The task: The word "Digite" marks the lines to copy; find all of them in the entries below.

:: Input material ::

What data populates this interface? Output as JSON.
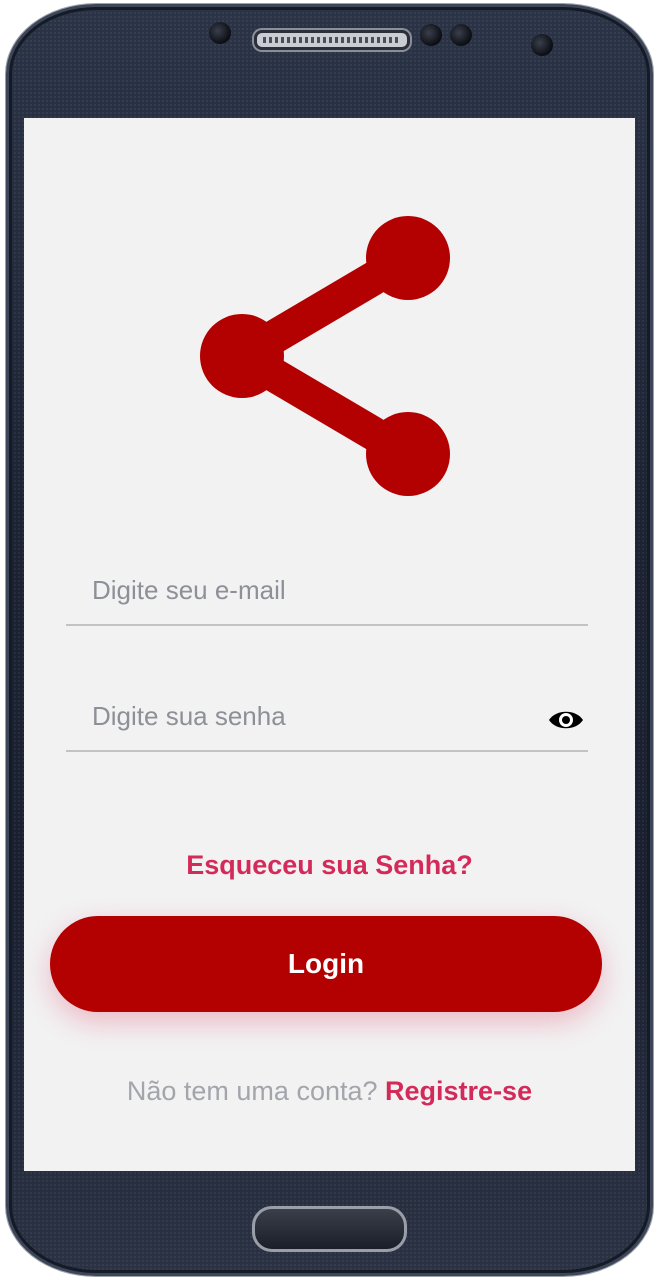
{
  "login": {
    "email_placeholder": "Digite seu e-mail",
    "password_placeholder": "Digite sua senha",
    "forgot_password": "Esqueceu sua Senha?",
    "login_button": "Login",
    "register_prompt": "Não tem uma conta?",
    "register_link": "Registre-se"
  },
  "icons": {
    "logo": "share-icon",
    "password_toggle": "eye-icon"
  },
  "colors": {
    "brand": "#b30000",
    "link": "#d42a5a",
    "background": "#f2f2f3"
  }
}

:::

The completed task:
    "email_placeholder": "Digite seu e-mail",
    "password_placeholder": "Digite sua senha",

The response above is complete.